Get Adobe Reader

Have a query about rural history or agricultural history? Ask it on our Facebook page.

Recommend us on Facebook: help to increase awareness of the BAHS.

Follow us on Twitter: be sure to hear the latest news.

Farmers, innovators, and consumers: the world of Joan Thirsk celebrated at a conference in Leicester

The day began with a reminder that in the first part of her career Joan Thirsk had spent 14 years at Leicester, where she devised many of her ideas. At that time she also played an important part in founding the BAHS, and editing the first volume of the Agrarian History of England and Wales to be published (volume IV). The conference then explored the three themes identified in the conference title: farmers, innovators and consumers.

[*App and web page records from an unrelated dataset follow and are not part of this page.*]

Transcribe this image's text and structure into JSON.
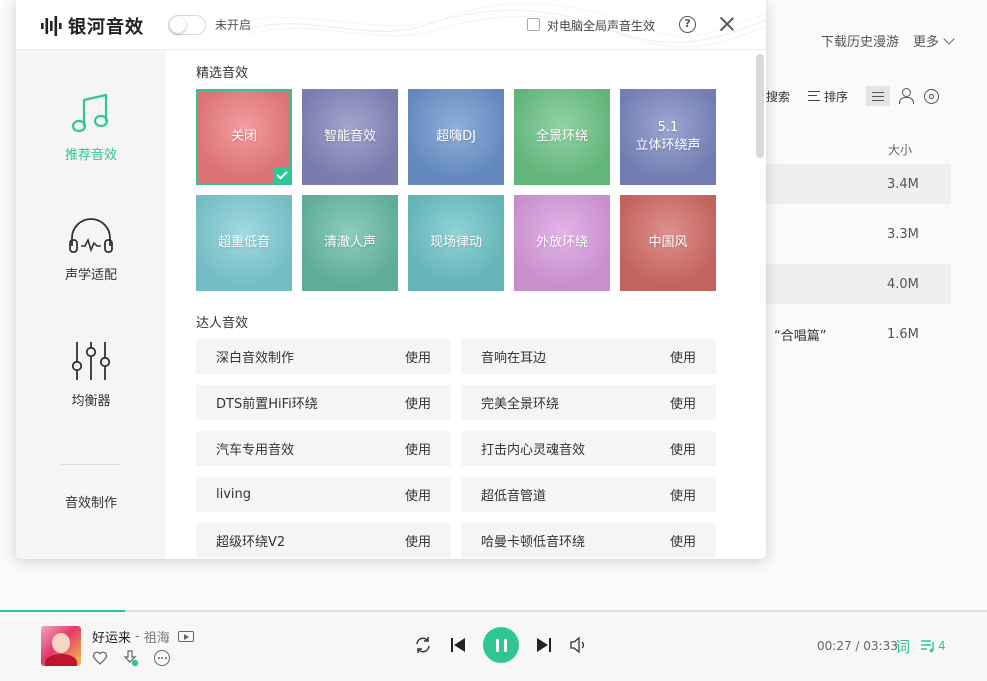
{
  "background": {
    "top_links": [
      "下载历史漫游",
      "更多"
    ],
    "toolbar": {
      "search": "搜索",
      "sort": "排序"
    },
    "size_header": "大小",
    "rows": [
      {
        "title": "",
        "size": "3.4M"
      },
      {
        "title": "",
        "size": "3.3M"
      },
      {
        "title": "",
        "size": "4.0M"
      },
      {
        "title": "“合唱篇”",
        "size": "1.6M"
      }
    ]
  },
  "player": {
    "song": "好运来",
    "separator": "-",
    "artist": "祖海",
    "time": "00:27 / 03:33",
    "lyric": "词",
    "queue_count": "4",
    "progress": 0.127,
    "accent": "#2fc594"
  },
  "modal": {
    "logo": "银河音效",
    "toggle_label": "未开启",
    "global_label": "对电脑全局声音生效",
    "help": "?",
    "sidebar": [
      {
        "label": "推荐音效",
        "icon": "music-note-icon",
        "active": true
      },
      {
        "label": "声学适配",
        "icon": "headphones-icon",
        "active": false
      },
      {
        "label": "均衡器",
        "icon": "equalizer-icon",
        "active": false
      }
    ],
    "sidebar_make": "音效制作",
    "featured_title": "精选音效",
    "featured": [
      {
        "label": "关闭",
        "color": "#ee7c7f",
        "selected": true
      },
      {
        "label": "智能音效",
        "color": "#8486bd"
      },
      {
        "label": "超嗨DJ",
        "color": "#6b94cd"
      },
      {
        "label": "全景环绕",
        "color": "#6cc486"
      },
      {
        "label": "5.1\n立体环绕声",
        "color": "#7c88c2"
      },
      {
        "label": "超重低音",
        "color": "#7fcdd5"
      },
      {
        "label": "清澈人声",
        "color": "#67bba5"
      },
      {
        "label": "现场律动",
        "color": "#6cc3c8"
      },
      {
        "label": "外放环绕",
        "color": "#d99be0"
      },
      {
        "label": "中国风",
        "color": "#d36b66"
      }
    ],
    "pro_title": "达人音效",
    "use_label": "使用",
    "pro": [
      "深白音效制作",
      "音响在耳边",
      "DTS前置HiFi环绕",
      "完美全景环绕",
      "汽车专用音效",
      "打击内心灵魂音效",
      "living",
      "超低音管道",
      "超级环绕V2",
      "哈曼卡顿低音环绕"
    ]
  }
}
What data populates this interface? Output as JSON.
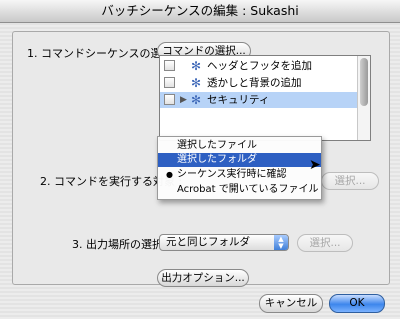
{
  "window": {
    "title": "バッチシーケンスの編集 : Sukashi"
  },
  "section1": {
    "label": "1. コマンドシーケンスの選択 :",
    "button": "コマンドの選択..."
  },
  "commands": [
    {
      "label": "ヘッダとフッタを追加",
      "selected": false,
      "expander": false
    },
    {
      "label": "透かしと背景の追加",
      "selected": false,
      "expander": false
    },
    {
      "label": "セキュリティ",
      "selected": true,
      "expander": true
    }
  ],
  "section2": {
    "label": "2. コマンドを実行する対象 :",
    "choose_button": "選択..."
  },
  "target_menu": {
    "items": [
      {
        "label": "選択したファイル",
        "highlighted": false,
        "checked": false
      },
      {
        "label": "選択したフォルダ",
        "highlighted": true,
        "checked": false
      },
      {
        "label": "シーケンス実行時に確認",
        "highlighted": false,
        "checked": true
      },
      {
        "label": "Acrobat で開いているファイル",
        "highlighted": false,
        "checked": false
      }
    ]
  },
  "section3": {
    "label": "3. 出力場所の選択 :",
    "select_value": "元と同じフォルダ",
    "choose_button": "選択..."
  },
  "output_options": {
    "label": "出力オプション..."
  },
  "footer": {
    "cancel": "キャンセル",
    "ok": "OK"
  },
  "icons": {
    "command": "gear-icon",
    "expander": "disclosure-triangle-icon",
    "check": "bullet-icon"
  },
  "colors": {
    "highlight": "#2d5fc2",
    "selected_row": "#b7d3f7",
    "default_button": "#3d86ec"
  }
}
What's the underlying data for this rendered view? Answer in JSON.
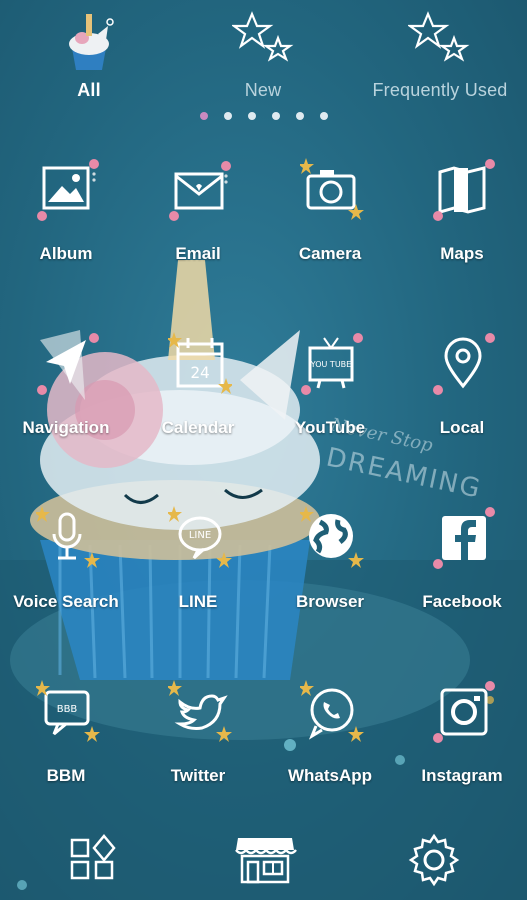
{
  "tabs": [
    {
      "label": "All",
      "icon": "cupcake-icon",
      "active": true
    },
    {
      "label": "New",
      "icon": "stars-icon",
      "active": false
    },
    {
      "label": "Frequently Used",
      "icon": "stars-icon",
      "active": false
    }
  ],
  "page_indicator": {
    "count": 6,
    "active_index": 0
  },
  "apps": [
    {
      "label": "Album",
      "icon": "photo-icon"
    },
    {
      "label": "Email",
      "icon": "envelope-icon"
    },
    {
      "label": "Camera",
      "icon": "camera-icon"
    },
    {
      "label": "Maps",
      "icon": "map-icon"
    },
    {
      "label": "Navigation",
      "icon": "navigation-arrow-icon"
    },
    {
      "label": "Calendar",
      "icon": "calendar-icon",
      "calendar_day": "24"
    },
    {
      "label": "YouTube",
      "icon": "tv-icon",
      "tv_text": "YOU TUBE"
    },
    {
      "label": "Local",
      "icon": "location-pin-icon"
    },
    {
      "label": "Voice Search",
      "icon": "microphone-icon"
    },
    {
      "label": "LINE",
      "icon": "line-bubble-icon",
      "bubble_text": "LINE"
    },
    {
      "label": "Browser",
      "icon": "globe-icon"
    },
    {
      "label": "Facebook",
      "icon": "facebook-icon"
    },
    {
      "label": "BBM",
      "icon": "bbm-icon"
    },
    {
      "label": "Twitter",
      "icon": "bird-icon"
    },
    {
      "label": "WhatsApp",
      "icon": "whatsapp-icon"
    },
    {
      "label": "Instagram",
      "icon": "instagram-icon"
    }
  ],
  "wallpaper_text": {
    "line1": "Never Stop",
    "line2": "DREAMING"
  },
  "dock": [
    {
      "icon": "widgets-icon"
    },
    {
      "icon": "store-icon"
    },
    {
      "icon": "settings-gear-icon"
    }
  ],
  "colors": {
    "background": "#22667f",
    "accent_pink": "#e88aa8",
    "star_gold": "#e6b84a"
  }
}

For the ‘farmers’ theme, Tom Williamson spoke about tilling the fields, mainly in the middle ages; James Bowen’s paper explored the shifting use of Shropshire’s common lands and fields; and community relations and land disputes in Norfolk were revealed by Nicola Whyte.


In the section devoted to ‘innovators’, Craig Muldrew spoke about cloth making, beginning in the early modern period but pushing back before 1500. Jon Stobart discussed seventeenth- and eighteenth-century village shops, especially in Cheshire. After a lunch break, John Broad, John Chartres and David Hey discussed the economic, social and cultural dimensions of regional differences, reflecting Joan Thirsk’s pioneer work on farming regions.


The final section, on ‘consumers’, brought together Susan North, who gave us insights into dress and fashion in the early modern period, Mark Dawson, with an exploration of the north midland oatcake, and Richard Hoyle, whose Lancashire farmer found it difficult to participate in the consumer revolution, but easy to write a voluminous diary.

There was a lively buzz of conversation at the breaks between papers, and delegates seemed to enjoy the atmosphere of the event as well as the formal talks. Richard Jones and Christopher Dyer, the organisers of the event, expect to edit the papers to make a attractive (but inexpensive) book, to be published in 2015.